» Problem to work on: Report each line of the records below that uses the word "Associate".

-------------------------

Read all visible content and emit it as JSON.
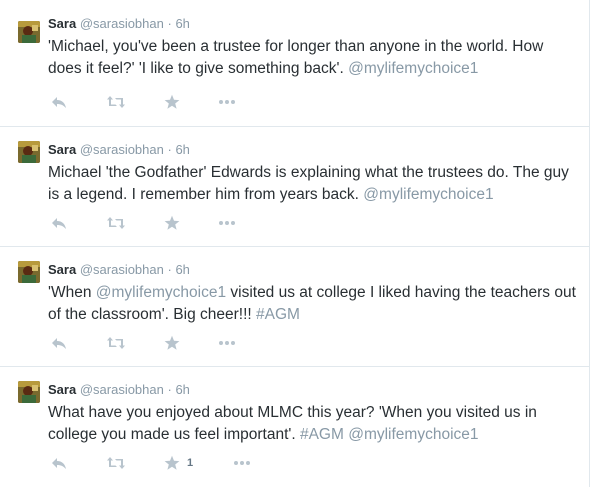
{
  "tweets": [
    {
      "fullname": "Sara",
      "username": "@sarasiobhan",
      "separator": "·",
      "time": "6h",
      "text_plain": "'Michael, you've been a trustee for longer than anyone in the world. How does it feel?' 'I like to give something back'. ",
      "mention": "@mylifemychoice1",
      "favorite_count": ""
    },
    {
      "fullname": "Sara",
      "username": "@sarasiobhan",
      "separator": "·",
      "time": "6h",
      "text_plain": "Michael 'the Godfather' Edwards is explaining what the trustees do. The guy is a legend. I remember him from years back. ",
      "mention": "@mylifemychoice1",
      "favorite_count": ""
    },
    {
      "fullname": "Sara",
      "username": "@sarasiobhan",
      "separator": "·",
      "time": "6h",
      "text_before": "'When ",
      "mention": "@mylifemychoice1",
      "text_after": " visited us at college I liked having the teachers out of the classroom'. Big cheer!!! ",
      "hashtag": "#AGM",
      "favorite_count": ""
    },
    {
      "fullname": "Sara",
      "username": "@sarasiobhan",
      "separator": "·",
      "time": "6h",
      "text_plain": "What have you enjoyed about MLMC this year? 'When you visited us in college you made us feel important'. ",
      "hashtag": "#AGM",
      "mention": "@mylifemychoice1",
      "favorite_count": "1"
    }
  ],
  "icons": {
    "reply": "reply-icon",
    "retweet": "retweet-icon",
    "favorite": "star-icon",
    "more": "more-icon"
  },
  "colors": {
    "text": "#292f33",
    "muted": "#8899a6",
    "action_icon": "#b8c4cd",
    "divider": "#e1e8ed"
  }
}
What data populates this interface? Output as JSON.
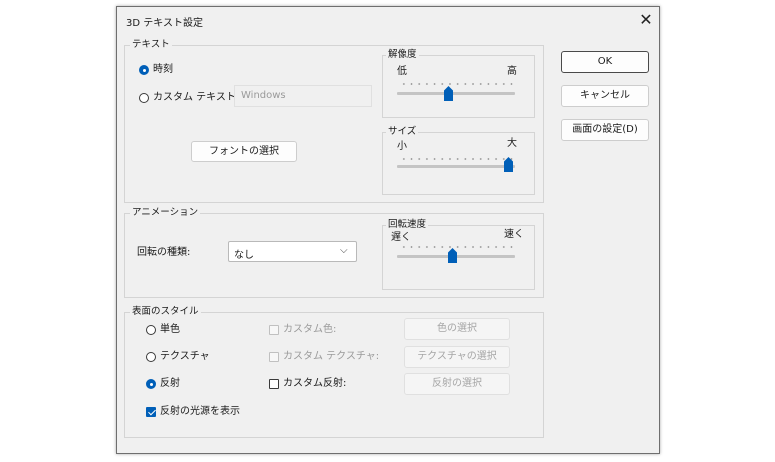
{
  "dialog": {
    "title": "3D テキスト設定",
    "close_glyph": "✕"
  },
  "buttons": {
    "ok": "OK",
    "cancel": "キャンセル",
    "display_settings": "画面の設定(D)"
  },
  "text_group": {
    "label": "テキスト",
    "time_option": "時刻",
    "custom_text_option": "カスタム テキスト:",
    "custom_text_value": "Windows",
    "font_button": "フォントの選択",
    "selected": "time"
  },
  "resolution": {
    "label": "解像度",
    "low": "低",
    "high": "高",
    "level": 0.5
  },
  "size": {
    "label": "サイズ",
    "small": "小",
    "large": "大",
    "level": 1.0
  },
  "animation": {
    "label": "アニメーション",
    "rotation_type_label": "回転の種類:",
    "rotation_type_value": "なし",
    "speed_label": "回転速度",
    "slow": "遅く",
    "fast": "速く",
    "speed_level": 0.5
  },
  "surface": {
    "label": "表面のスタイル",
    "solid": "単色",
    "texture": "テクスチャ",
    "reflection": "反射",
    "custom_color": "カスタム色:",
    "custom_texture": "カスタム テクスチャ:",
    "custom_reflection": "カスタム反射:",
    "choose_color": "色の選択",
    "choose_texture": "テクスチャの選択",
    "choose_reflection": "反射の選択",
    "show_light_source": "反射の光源を表示",
    "selected": "reflection",
    "show_light_source_checked": true
  },
  "colors": {
    "accent": "#005fb8"
  }
}
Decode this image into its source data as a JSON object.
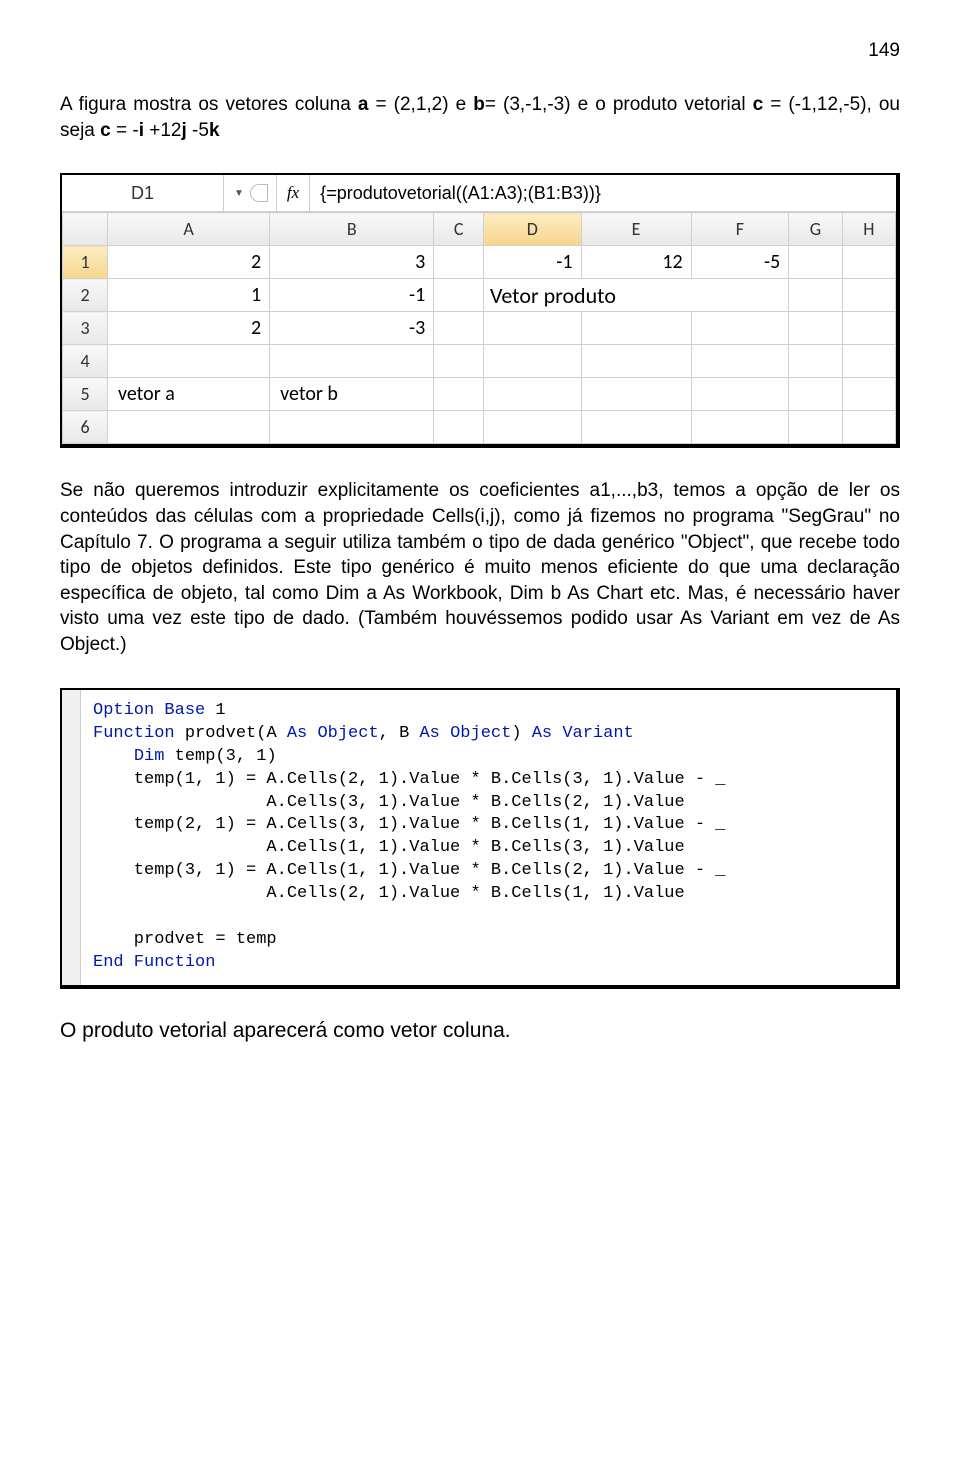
{
  "page_number": "149",
  "intro_para_html": "A figura mostra os vetores coluna <b>a</b> = (2,1,2) e <b>b</b>= (3,-1,-3) e o produto vetorial <b>c</b> = (-1,12,-5), ou seja <b>c</b> = -<b>i</b> +12<b>j</b> -5<b>k</b>",
  "excel": {
    "name_box": "D1",
    "fx_label": "fx",
    "formula": "{=produtovetorial((A1:A3);(B1:B3))}",
    "col_headers": [
      "A",
      "B",
      "C",
      "D",
      "E",
      "F",
      "G",
      "H"
    ],
    "rows": [
      {
        "n": "1",
        "cells": [
          "2",
          "3",
          "",
          "-1",
          "12",
          "-5",
          "",
          ""
        ]
      },
      {
        "n": "2",
        "cells": [
          "1",
          "-1",
          "",
          "Vetor produto",
          "",
          "",
          "",
          ""
        ],
        "merge_d": 3
      },
      {
        "n": "3",
        "cells": [
          "2",
          "-3",
          "",
          "",
          "",
          "",
          "",
          ""
        ]
      },
      {
        "n": "4",
        "cells": [
          "",
          "",
          "",
          "",
          "",
          "",
          "",
          ""
        ]
      },
      {
        "n": "5",
        "cells": [
          "vetor a",
          "vetor b",
          "",
          "",
          "",
          "",
          "",
          ""
        ]
      },
      {
        "n": "6",
        "cells": [
          "",
          "",
          "",
          "",
          "",
          "",
          "",
          ""
        ]
      }
    ]
  },
  "body_para": "Se não queremos introduzir explicitamente os coeficientes a1,...,b3, temos a opção de ler os conteúdos das células com a propriedade Cells(i,j), como já fizemos no programa \"SegGrau\" no Capítulo 7. O programa a seguir utiliza também o tipo de dada genérico \"Object\", que recebe todo tipo de objetos definidos. Este tipo genérico é muito menos eficiente do que uma declaração específica de objeto, tal como Dim a As Workbook, Dim b As Chart etc. Mas, é necessário haver visto uma vez este tipo de dado. (Também houvéssemos podido usar As Variant em vez de As Object.)",
  "code": {
    "lines": [
      {
        "t": "<kw>Option Base</kw> 1"
      },
      {
        "t": "<kw>Function</kw> prodvet(A <kw>As</kw> <kw>Object</kw>, B <kw>As</kw> <kw>Object</kw>) <kw>As</kw> <kw>Variant</kw>"
      },
      {
        "t": "    <kw>Dim</kw> temp(3, 1)"
      },
      {
        "t": "    temp(1, 1) = A.Cells(2, 1).Value * B.Cells(3, 1).Value - _"
      },
      {
        "t": "                 A.Cells(3, 1).Value * B.Cells(2, 1).Value"
      },
      {
        "t": "    temp(2, 1) = A.Cells(3, 1).Value * B.Cells(1, 1).Value - _"
      },
      {
        "t": "                 A.Cells(1, 1).Value * B.Cells(3, 1).Value"
      },
      {
        "t": "    temp(3, 1) = A.Cells(1, 1).Value * B.Cells(2, 1).Value - _"
      },
      {
        "t": "                 A.Cells(2, 1).Value * B.Cells(1, 1).Value"
      },
      {
        "t": ""
      },
      {
        "t": "    prodvet = temp"
      },
      {
        "t": "<kw>End Function</kw>"
      }
    ]
  },
  "closing": "O produto vetorial aparecerá como vetor coluna."
}
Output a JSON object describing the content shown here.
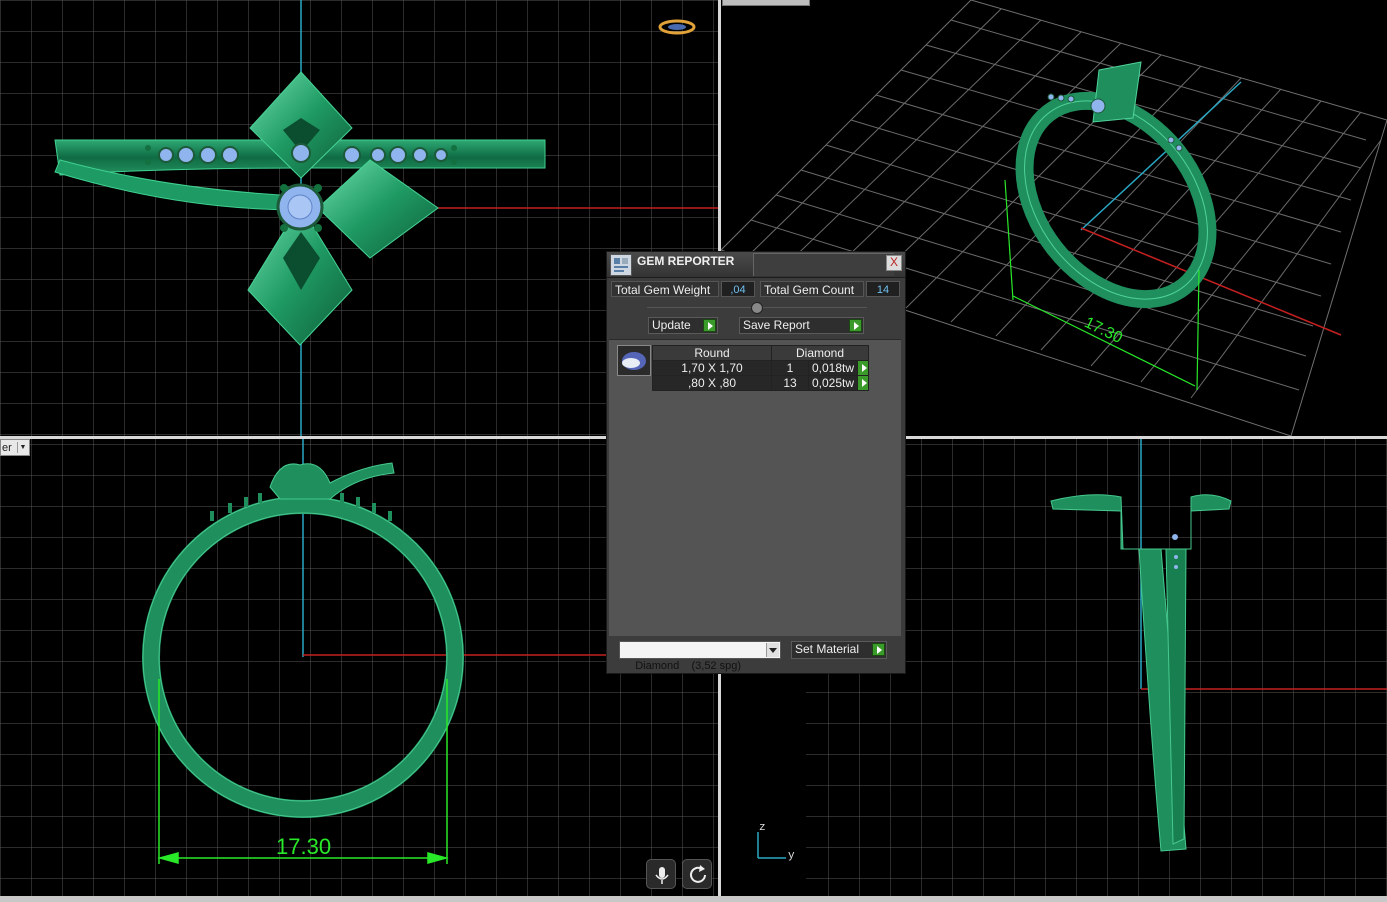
{
  "viewports": {
    "front_dimension": "17.30",
    "perspective_dimension": "17.30",
    "view_combo_text": "er",
    "axis_indicator": {
      "z": "z",
      "y": "y"
    }
  },
  "gem_reporter": {
    "title": "GEM REPORTER",
    "close_label": "X",
    "total_gem_weight_label": "Total Gem Weight",
    "total_gem_weight_value": ",04",
    "total_gem_count_label": "Total Gem Count",
    "total_gem_count_value": "14",
    "update_label": "Update",
    "save_report_label": "Save Report",
    "table": {
      "headers": [
        "Round",
        "Diamond"
      ],
      "rows": [
        {
          "size": "1,70 X 1,70",
          "count": "1",
          "weight": "0,018tw"
        },
        {
          "size": ",80 X ,80",
          "count": "13",
          "weight": "0,025tw"
        }
      ]
    },
    "material_select": "Diamond    (3,52 spg)",
    "set_material_label": "Set Material"
  },
  "icons": [
    "gem-reporter-logo-icon",
    "gem-icon",
    "microphone-icon",
    "refresh-icon",
    "ring-thumbnail-icon"
  ],
  "colors": {
    "model_green": "#1f8f5e",
    "grid": "#585858",
    "dimension": "#29e829",
    "axis_x": "#c42020",
    "axis_y": "#2aa8c4",
    "gem_blue": "#8fb4ee"
  }
}
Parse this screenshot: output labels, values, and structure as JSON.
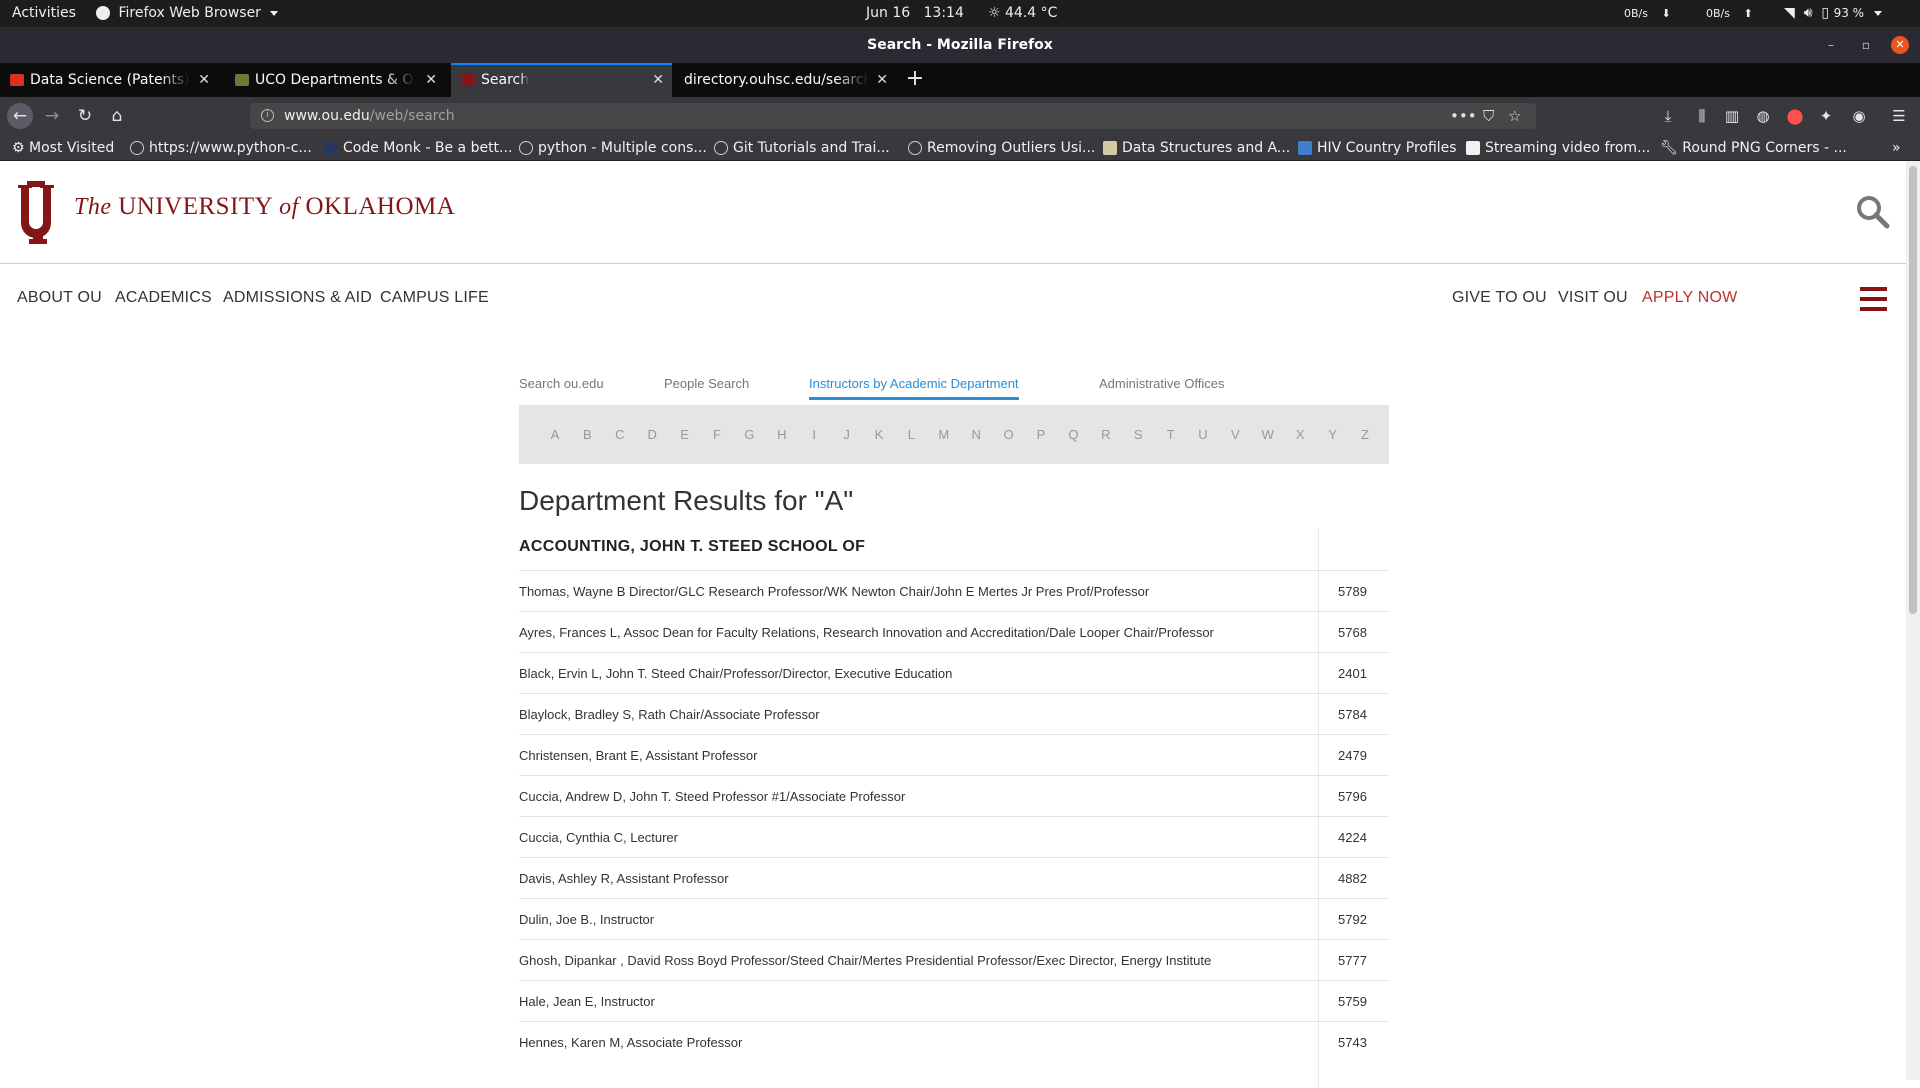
{
  "system_bar": {
    "activities": "Activities",
    "app_name": "Firefox Web Browser",
    "date": "Jun 16",
    "time": "13:14",
    "temperature": "44.4 °C",
    "net_down": "0B/s",
    "net_up": "0B/s",
    "battery": "93 %"
  },
  "window": {
    "title": "Search - Mozilla Firefox"
  },
  "tabs": [
    {
      "label": "Data Science (Patents) In",
      "favicon_color": "#d93025",
      "active": false
    },
    {
      "label": "UCO Departments & Offi",
      "favicon_color": "#6b7b3a",
      "active": false
    },
    {
      "label": "Search",
      "favicon_color": "#841617",
      "active": true
    },
    {
      "label": "directory.ouhsc.edu/search",
      "favicon_color": "",
      "active": false
    }
  ],
  "address_bar": {
    "host": "www.ou.edu",
    "path": "/web/search"
  },
  "bookmarks": [
    "Most Visited",
    "https://www.python-c...",
    "Code Monk - Be a bett...",
    "python - Multiple cons...",
    "Git Tutorials and Trai...",
    "Removing Outliers Usi...",
    "Data Structures and A...",
    "HIV Country Profiles",
    "Streaming video from...",
    "Round PNG Corners - ..."
  ],
  "site": {
    "wordmark_the": "The",
    "wordmark_university": "UNIVERSITY",
    "wordmark_of": "of",
    "wordmark_state": "OKLAHOMA",
    "brand_color": "#841617",
    "nav_left": [
      "ABOUT OU",
      "ACADEMICS",
      "ADMISSIONS & AID",
      "CAMPUS LIFE"
    ],
    "nav_right": [
      "GIVE TO OU",
      "VISIT OU",
      "APPLY NOW"
    ]
  },
  "search_tabs": [
    "Search ou.edu",
    "People Search",
    "Instructors by Academic Department",
    "Administrative Offices"
  ],
  "active_search_tab": "Instructors by Academic Department",
  "letters": [
    "A",
    "B",
    "C",
    "D",
    "E",
    "F",
    "G",
    "H",
    "I",
    "J",
    "K",
    "L",
    "M",
    "N",
    "O",
    "P",
    "Q",
    "R",
    "S",
    "T",
    "U",
    "V",
    "W",
    "X",
    "Y",
    "Z"
  ],
  "results": {
    "title": "Department Results for \"A\"",
    "department": "ACCOUNTING, JOHN T. STEED SCHOOL OF",
    "rows": [
      {
        "name": "Thomas, Wayne B Director/GLC Research Professor/WK Newton Chair/John E Mertes Jr Pres Prof/Professor",
        "ext": "5789"
      },
      {
        "name": "Ayres, Frances L, Assoc Dean for Faculty Relations, Research Innovation and Accreditation/Dale Looper Chair/Professor",
        "ext": "5768"
      },
      {
        "name": "Black, Ervin L, John T. Steed Chair/Professor/Director, Executive Education",
        "ext": "2401"
      },
      {
        "name": "Blaylock, Bradley S, Rath Chair/Associate Professor",
        "ext": "5784"
      },
      {
        "name": "Christensen, Brant E, Assistant Professor",
        "ext": "2479"
      },
      {
        "name": "Cuccia, Andrew D, John T. Steed Professor #1/Associate Professor",
        "ext": "5796"
      },
      {
        "name": "Cuccia, Cynthia C, Lecturer",
        "ext": "4224"
      },
      {
        "name": "Davis, Ashley R, Assistant Professor",
        "ext": "4882"
      },
      {
        "name": "Dulin, Joe B., Instructor",
        "ext": "5792"
      },
      {
        "name": "Ghosh, Dipankar , David Ross Boyd Professor/Steed Chair/Mertes Presidential Professor/Exec Director, Energy Institute",
        "ext": "5777"
      },
      {
        "name": "Hale, Jean E, Instructor",
        "ext": "5759"
      },
      {
        "name": "Hennes, Karen M, Associate Professor",
        "ext": "5743"
      }
    ]
  }
}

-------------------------

» Your solution:
        "name": "Blaylock, Bradley S, Rath Chair/Associate Professor",
        "name": "Cuccia, Andrew D, John T. Steed Professor #1/Associate Professor",
        "name": "Hennes, Karen M, Associate Professor",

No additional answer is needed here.